ACTIVITY: Go over the entries and report the lines where the word "Total" occurs.

DATA RECORDS:
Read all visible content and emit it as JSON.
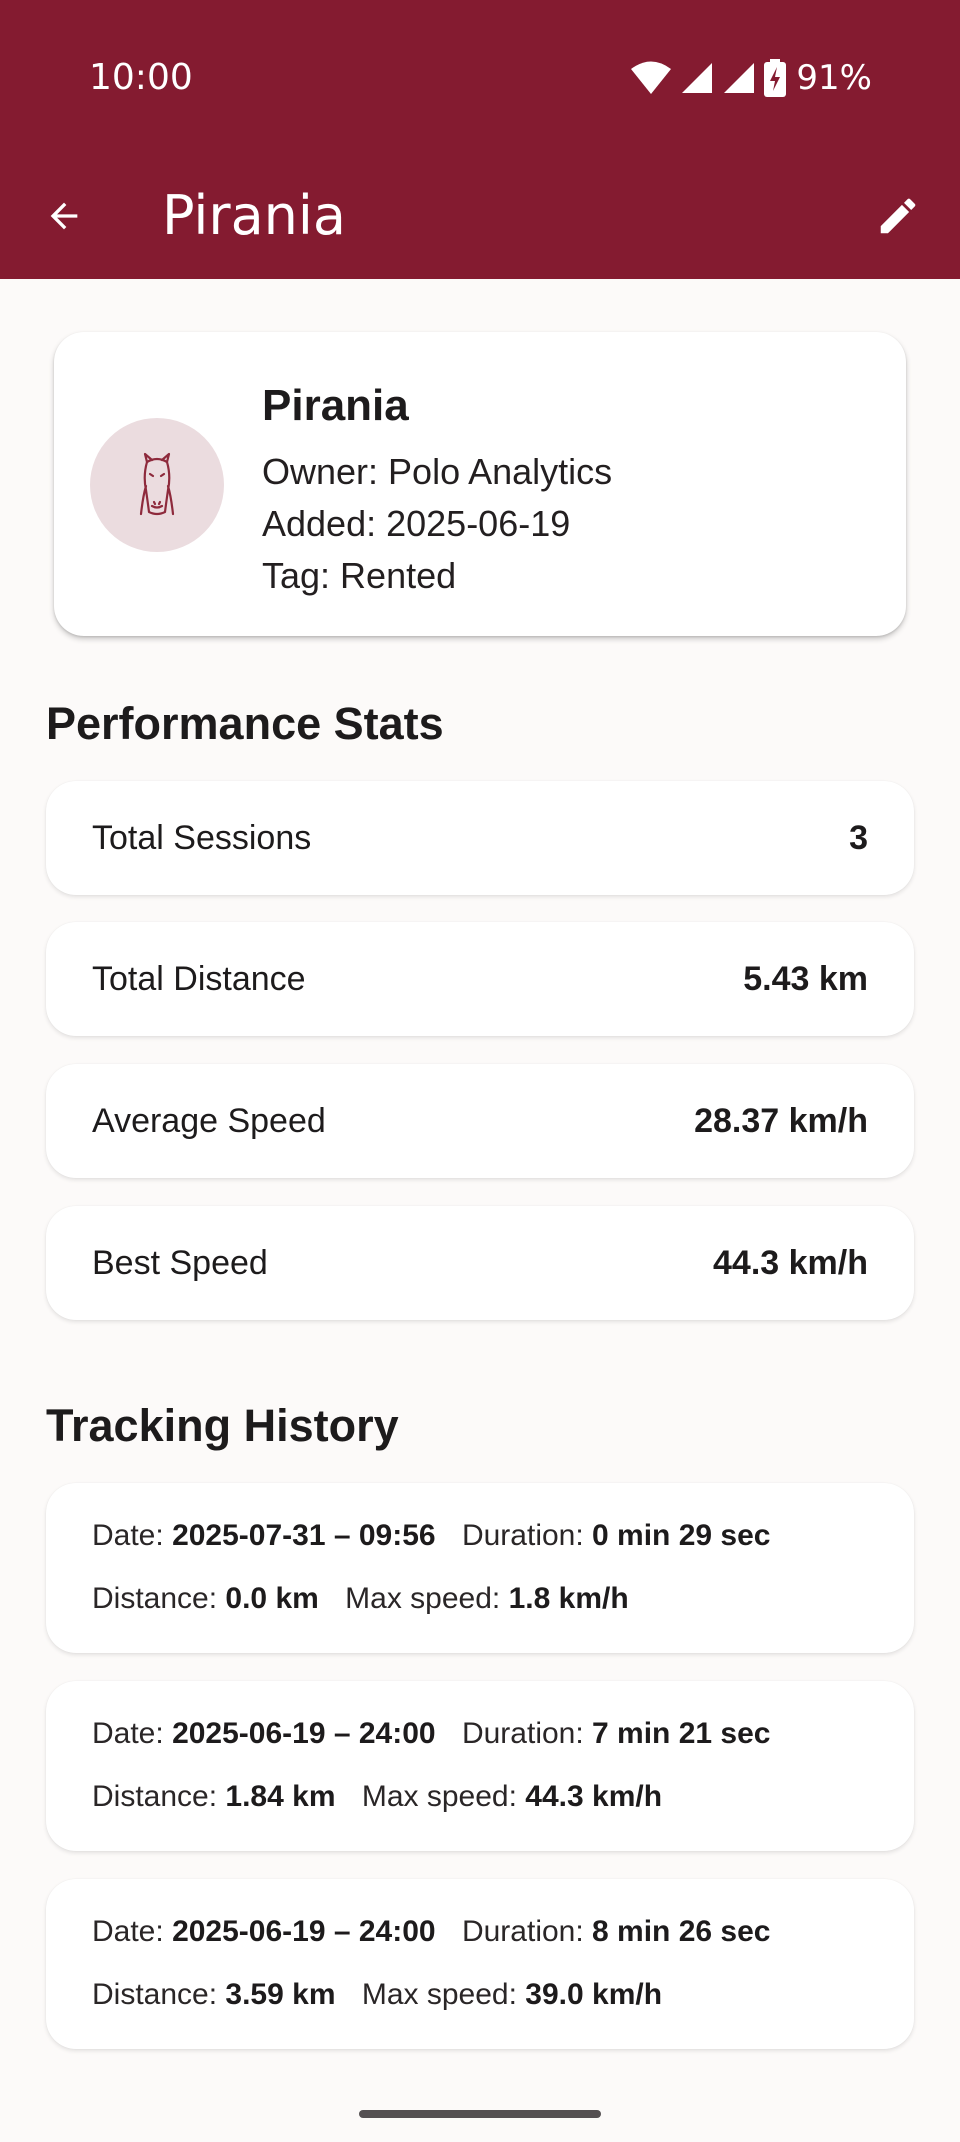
{
  "status_bar": {
    "time": "10:00",
    "battery": "91%",
    "icons": [
      "wifi-icon",
      "cell-signal-icon",
      "cell-signal-icon",
      "battery-charging-icon"
    ]
  },
  "app_bar": {
    "title": "Pirania",
    "back_icon": "arrow-back-icon",
    "edit_icon": "pencil-icon",
    "color": "#841B30"
  },
  "profile": {
    "name": "Pirania",
    "owner_label": "Owner: Polo Analytics",
    "added_label": "Added: 2025-06-19",
    "tag_label": "Tag: Rented",
    "avatar_icon": "horse-head-icon"
  },
  "performance": {
    "title": "Performance Stats",
    "stats": [
      {
        "label": "Total Sessions",
        "value": "3"
      },
      {
        "label": "Total Distance",
        "value": "5.43 km"
      },
      {
        "label": "Average Speed",
        "value": "28.37 km/h"
      },
      {
        "label": "Best Speed",
        "value": "44.3 km/h"
      }
    ]
  },
  "history": {
    "title": "Tracking History",
    "labels": {
      "date": "Date:",
      "duration": "Duration:",
      "distance": "Distance:",
      "max_speed": "Max speed:"
    },
    "sessions": [
      {
        "date": "2025-07-31 – 09:56",
        "duration": "0 min 29 sec",
        "distance": "0.0 km",
        "max_speed": "1.8 km/h"
      },
      {
        "date": "2025-06-19 – 24:00",
        "duration": "7 min 21 sec",
        "distance": "1.84 km",
        "max_speed": "44.3 km/h"
      },
      {
        "date": "2025-06-19 – 24:00",
        "duration": "8 min 26 sec",
        "distance": "3.59 km",
        "max_speed": "39.0 km/h"
      }
    ]
  }
}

TASK SOLUTION:
        "label": "Total Sessions",
        "label": "Total Distance",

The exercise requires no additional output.